The latest innovation out of Burlington is Channel Dean, a must for your aggregator. Dave Winer explains how it came about.

The morality of thugs and criminals 

A very angry Bruce Garrett, who works at the Space Telescope Science Institute, has figured out why the Bush administration is so woeful when it comes to science (and just about everything else):

“This is exactly why they hate science. Lies are what brought them to power. Lies are what hope will keep them in power. Lies, and whatever fear of their power they can manage to instill in others. Theirs is the morality of thugs and criminals. The practice of science represents everything they loath and fear and resent about the human status, that they themselves have long since renounced. It empowers, because knowledge is power, whereas in their zero sum view of life and existance, any power gained by others, is less for themselves. Science proceeds from the evidence, not the dictates of authority. Science is a noble endevor, encouraging and rewarding the best within us, curiosity, thoughtfulness, a desire to learn, a courage to follow knowledge wherever it leads, a habit of truth. More then the contradictions to their cherished dogmas, it is the vision of the nobility which is possible to the human race, reminding the thugs and cheats of the world of what they sold out, of the empty void they’ve made of their inner selves, that they hate about the practice of science. It’s not just that they want the facts bent to suit their policies, it’s that they want practice of science to be finally regarded as the heresy they have always regarded it as being: the heresy that says there is more to life, and to what it is to be human, then the gutter they live in.”

Stupid space policy  

A lot of people I like were thrilled at president Bush’s plan to send a manned spacecraft to Mars. I hope they’ll see the flip side of his policy now that the death knell has been sounded for the Hubble space telescope. The Hubble is real science being consigned to the scrapheap.

The persistence of paleo-politics 

Chris Lydon on the election:
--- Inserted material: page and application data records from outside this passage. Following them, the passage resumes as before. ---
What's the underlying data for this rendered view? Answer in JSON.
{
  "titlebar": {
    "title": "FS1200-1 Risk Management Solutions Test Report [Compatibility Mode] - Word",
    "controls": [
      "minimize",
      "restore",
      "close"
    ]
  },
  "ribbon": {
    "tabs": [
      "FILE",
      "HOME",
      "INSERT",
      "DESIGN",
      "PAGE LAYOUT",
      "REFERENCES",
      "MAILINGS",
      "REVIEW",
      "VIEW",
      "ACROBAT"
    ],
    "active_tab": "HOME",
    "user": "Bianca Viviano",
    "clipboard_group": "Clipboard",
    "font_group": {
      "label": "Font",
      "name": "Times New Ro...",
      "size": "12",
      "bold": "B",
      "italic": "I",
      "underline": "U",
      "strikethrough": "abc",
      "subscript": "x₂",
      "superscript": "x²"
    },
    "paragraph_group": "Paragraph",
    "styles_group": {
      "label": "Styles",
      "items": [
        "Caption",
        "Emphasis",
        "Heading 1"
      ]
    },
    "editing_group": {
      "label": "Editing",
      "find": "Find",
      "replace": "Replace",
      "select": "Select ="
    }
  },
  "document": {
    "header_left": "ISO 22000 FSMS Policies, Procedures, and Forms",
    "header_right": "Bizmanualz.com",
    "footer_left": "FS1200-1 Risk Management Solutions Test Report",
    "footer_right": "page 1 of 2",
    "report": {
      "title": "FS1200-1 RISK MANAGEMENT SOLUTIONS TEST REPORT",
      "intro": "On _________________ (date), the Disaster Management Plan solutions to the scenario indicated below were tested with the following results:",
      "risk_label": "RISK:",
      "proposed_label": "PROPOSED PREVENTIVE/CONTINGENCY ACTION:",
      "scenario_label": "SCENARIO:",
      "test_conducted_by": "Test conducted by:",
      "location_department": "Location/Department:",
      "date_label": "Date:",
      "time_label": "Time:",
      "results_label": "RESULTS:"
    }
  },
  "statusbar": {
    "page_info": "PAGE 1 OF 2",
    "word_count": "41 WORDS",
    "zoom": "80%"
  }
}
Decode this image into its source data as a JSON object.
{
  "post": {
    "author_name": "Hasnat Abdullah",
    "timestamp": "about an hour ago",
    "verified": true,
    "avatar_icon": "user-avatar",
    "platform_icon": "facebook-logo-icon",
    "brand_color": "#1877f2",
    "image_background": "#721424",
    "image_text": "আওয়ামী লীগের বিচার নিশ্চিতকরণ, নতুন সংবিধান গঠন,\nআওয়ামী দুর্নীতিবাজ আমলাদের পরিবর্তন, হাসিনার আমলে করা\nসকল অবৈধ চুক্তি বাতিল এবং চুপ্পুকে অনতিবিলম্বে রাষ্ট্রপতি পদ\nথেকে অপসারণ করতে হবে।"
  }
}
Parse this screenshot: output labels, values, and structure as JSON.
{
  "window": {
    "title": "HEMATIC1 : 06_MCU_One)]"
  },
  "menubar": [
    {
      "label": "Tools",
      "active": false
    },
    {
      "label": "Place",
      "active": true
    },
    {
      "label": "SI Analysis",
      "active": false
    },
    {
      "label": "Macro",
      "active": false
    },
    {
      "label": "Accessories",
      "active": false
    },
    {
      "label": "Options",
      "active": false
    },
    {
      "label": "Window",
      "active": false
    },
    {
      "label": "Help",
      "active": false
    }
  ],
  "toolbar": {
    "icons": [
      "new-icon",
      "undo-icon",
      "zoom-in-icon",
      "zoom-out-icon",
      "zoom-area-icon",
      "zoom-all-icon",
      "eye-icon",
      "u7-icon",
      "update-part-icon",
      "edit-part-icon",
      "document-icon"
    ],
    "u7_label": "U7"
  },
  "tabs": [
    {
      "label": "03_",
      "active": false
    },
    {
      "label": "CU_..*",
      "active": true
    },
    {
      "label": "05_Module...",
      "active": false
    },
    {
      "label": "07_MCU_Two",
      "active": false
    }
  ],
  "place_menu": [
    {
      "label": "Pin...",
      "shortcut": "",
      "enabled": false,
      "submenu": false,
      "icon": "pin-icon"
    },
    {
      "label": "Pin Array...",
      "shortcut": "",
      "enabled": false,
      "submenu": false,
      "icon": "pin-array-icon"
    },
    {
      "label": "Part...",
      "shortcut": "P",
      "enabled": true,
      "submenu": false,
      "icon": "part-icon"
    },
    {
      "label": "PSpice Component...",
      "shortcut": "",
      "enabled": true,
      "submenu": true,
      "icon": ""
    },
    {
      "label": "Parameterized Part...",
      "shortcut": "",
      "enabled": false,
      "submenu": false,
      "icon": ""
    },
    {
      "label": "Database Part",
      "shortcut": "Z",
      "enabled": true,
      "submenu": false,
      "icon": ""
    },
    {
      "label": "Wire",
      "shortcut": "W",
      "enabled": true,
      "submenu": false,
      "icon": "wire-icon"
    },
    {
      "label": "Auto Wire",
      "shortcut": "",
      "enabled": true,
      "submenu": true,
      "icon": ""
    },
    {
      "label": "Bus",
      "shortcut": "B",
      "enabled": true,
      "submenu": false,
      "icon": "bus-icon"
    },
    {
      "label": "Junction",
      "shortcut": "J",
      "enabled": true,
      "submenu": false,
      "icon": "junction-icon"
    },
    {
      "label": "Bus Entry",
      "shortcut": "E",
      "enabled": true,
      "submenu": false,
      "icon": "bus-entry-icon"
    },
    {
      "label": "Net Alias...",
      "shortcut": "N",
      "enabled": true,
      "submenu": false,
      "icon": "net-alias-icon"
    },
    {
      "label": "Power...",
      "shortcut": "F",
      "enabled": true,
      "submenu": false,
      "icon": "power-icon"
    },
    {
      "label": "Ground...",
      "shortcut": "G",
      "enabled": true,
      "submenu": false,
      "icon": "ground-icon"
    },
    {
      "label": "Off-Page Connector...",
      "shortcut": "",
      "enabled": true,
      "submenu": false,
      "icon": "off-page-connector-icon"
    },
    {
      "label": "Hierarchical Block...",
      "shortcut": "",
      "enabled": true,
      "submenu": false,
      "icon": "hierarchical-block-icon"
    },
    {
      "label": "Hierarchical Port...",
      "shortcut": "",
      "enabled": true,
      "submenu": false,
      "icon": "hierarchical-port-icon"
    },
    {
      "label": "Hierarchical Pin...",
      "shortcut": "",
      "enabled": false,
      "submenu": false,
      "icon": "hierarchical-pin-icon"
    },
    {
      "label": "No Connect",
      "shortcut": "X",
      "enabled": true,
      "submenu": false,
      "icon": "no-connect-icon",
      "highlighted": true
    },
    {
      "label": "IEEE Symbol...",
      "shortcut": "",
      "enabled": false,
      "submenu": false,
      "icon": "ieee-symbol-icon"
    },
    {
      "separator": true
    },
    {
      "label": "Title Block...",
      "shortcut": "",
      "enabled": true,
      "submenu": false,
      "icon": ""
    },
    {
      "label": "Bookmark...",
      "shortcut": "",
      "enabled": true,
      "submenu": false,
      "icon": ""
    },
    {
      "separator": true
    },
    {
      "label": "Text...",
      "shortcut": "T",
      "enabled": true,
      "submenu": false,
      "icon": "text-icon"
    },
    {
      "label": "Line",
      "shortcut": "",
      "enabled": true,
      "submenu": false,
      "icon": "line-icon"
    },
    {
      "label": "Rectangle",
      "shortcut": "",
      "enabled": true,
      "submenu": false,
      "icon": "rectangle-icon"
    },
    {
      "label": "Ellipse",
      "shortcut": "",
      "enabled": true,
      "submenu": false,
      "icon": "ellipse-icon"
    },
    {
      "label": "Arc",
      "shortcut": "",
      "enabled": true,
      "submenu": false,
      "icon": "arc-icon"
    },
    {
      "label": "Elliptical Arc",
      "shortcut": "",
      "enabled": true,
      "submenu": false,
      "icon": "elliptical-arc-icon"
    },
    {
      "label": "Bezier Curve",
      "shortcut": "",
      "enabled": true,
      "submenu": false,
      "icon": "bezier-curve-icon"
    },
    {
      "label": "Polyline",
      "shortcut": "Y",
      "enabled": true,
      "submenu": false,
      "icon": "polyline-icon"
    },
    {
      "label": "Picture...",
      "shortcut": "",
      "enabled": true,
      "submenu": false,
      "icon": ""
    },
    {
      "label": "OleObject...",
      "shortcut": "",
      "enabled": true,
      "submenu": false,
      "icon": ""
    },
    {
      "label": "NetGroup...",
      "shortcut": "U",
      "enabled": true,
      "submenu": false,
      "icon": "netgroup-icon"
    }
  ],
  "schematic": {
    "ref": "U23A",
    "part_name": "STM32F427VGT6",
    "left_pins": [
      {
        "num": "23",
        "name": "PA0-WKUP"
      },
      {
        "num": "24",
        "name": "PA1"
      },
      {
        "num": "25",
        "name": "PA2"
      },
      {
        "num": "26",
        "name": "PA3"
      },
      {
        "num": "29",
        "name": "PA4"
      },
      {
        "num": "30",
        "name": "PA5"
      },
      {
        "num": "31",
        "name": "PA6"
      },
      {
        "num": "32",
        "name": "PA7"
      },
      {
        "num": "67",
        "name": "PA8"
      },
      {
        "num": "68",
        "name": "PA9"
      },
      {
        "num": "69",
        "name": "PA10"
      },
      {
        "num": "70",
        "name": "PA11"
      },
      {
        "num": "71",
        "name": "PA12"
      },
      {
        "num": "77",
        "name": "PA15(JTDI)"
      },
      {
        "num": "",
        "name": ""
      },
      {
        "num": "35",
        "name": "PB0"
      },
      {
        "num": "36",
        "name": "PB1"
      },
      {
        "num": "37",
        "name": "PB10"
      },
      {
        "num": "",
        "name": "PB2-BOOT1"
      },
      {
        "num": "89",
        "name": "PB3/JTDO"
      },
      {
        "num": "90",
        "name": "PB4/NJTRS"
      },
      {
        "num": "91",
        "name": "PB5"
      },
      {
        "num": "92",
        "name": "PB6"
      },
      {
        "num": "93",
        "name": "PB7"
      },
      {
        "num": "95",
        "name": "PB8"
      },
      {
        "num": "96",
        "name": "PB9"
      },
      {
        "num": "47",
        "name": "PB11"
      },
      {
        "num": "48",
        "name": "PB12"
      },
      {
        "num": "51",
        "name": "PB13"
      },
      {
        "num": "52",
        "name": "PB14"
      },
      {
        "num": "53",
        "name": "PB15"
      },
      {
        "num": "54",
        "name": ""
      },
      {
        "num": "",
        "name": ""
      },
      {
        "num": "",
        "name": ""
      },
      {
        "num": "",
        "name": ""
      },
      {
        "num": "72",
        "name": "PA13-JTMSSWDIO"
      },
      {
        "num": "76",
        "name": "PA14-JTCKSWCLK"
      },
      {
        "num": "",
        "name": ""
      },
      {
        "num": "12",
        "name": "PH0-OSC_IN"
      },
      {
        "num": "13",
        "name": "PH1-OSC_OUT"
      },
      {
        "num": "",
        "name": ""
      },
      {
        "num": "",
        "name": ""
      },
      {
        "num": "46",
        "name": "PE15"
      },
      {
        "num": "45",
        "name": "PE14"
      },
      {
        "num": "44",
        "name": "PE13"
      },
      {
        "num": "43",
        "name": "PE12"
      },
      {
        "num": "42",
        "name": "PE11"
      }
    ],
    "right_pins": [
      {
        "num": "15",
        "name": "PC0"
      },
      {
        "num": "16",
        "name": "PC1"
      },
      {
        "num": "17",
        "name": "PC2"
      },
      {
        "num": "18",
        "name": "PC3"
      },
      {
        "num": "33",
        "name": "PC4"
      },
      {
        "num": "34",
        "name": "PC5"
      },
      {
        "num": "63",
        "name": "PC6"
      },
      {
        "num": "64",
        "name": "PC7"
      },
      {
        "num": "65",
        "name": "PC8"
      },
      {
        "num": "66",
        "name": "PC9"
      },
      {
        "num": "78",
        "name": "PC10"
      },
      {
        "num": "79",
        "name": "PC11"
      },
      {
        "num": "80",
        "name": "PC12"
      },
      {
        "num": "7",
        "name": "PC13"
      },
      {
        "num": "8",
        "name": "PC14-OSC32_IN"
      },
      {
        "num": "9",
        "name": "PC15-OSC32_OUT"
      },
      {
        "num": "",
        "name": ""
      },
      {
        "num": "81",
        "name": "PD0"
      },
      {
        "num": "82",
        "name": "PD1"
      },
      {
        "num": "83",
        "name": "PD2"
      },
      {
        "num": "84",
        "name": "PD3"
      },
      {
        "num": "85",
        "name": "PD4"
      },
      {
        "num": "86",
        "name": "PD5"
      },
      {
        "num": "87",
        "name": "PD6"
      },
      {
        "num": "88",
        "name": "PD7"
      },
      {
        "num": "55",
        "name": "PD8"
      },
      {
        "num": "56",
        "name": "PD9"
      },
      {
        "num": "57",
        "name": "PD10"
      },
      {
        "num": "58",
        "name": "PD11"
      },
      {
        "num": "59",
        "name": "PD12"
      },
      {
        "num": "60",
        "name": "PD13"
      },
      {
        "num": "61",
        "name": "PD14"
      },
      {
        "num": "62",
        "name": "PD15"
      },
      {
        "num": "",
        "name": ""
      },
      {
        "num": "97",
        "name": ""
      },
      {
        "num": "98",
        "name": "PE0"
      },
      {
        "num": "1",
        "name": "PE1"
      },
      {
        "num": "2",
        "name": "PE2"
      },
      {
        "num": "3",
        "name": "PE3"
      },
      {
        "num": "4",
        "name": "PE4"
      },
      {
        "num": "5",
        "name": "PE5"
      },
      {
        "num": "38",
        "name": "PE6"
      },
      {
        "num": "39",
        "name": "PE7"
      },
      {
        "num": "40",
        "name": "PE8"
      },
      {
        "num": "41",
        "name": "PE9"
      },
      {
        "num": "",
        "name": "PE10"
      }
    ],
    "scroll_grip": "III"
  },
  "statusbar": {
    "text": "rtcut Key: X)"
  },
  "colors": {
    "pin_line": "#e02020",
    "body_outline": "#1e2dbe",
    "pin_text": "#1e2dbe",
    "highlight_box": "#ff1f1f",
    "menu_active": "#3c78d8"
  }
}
“We begin to imagine three levels of politics in this final churn. The internet realm is where the self-organized Dean campaign has made a fresh and potentially historic force for 2004. But then there is the media zone that drives the polls, a media zone where Howard Dean has been hammered in debates and in the press for anger, gaffes, shrillness and other mostly invented sins. Third, under everything is a foundation of paleo-politics, the bonds of union hall, farm organizations, and the traditional democratic party forums we’ve been sampling. It’s the mix of these three layers of history and political technology that makes the mystery.”

Three kinds of writers 

Gene on Harry’s Place quotes the non pareil AJ Liebling:

  “There are three kinds of writers of news in our generation. In inverse order of worldly consideration, they are:
  1. The reporter, who writes what he sees.
  2. The interpretive reporter, who writes what he sees and what he construes to be its meaning.
  3. The expert, who writes what he construes to be the meaning of what he hasn’t seen.
  To combat an old human prejudice in favor of eyewitness testimony, which is losing ground even in our courts of law, the expert must intimate that he has access to some occult source or science not available to either reporter or reader. He is the Priest of Eleusis, the man with the big picture. Once his position is conceded, the expert can put on a better show than the reporter. All is manifest to him, since his conclusions are not limited by his powers of observation. Logistics, to borrow a word from the military species of the genus, favor him, since it is possible to not see many things at the same time. For example, a correspondent cannot cover a front and the Pentagon simultaneously. An expert can, and from an office in New York, at that.”

I am a huge Liebling fan. About ten years ago I was on holiday on Nantucket. My wife and I were in a bookstore and I came across a reissue of one of Liebling’s books. I exclaimed about it, saying, “He’s the greatest journalist of all time.” A man in the store overhead me and said, rather petulantly I thought, “Who’s the greatest journalist of all time?” “AJ Liebling,” I replied. “Oh. You’re right,” he said.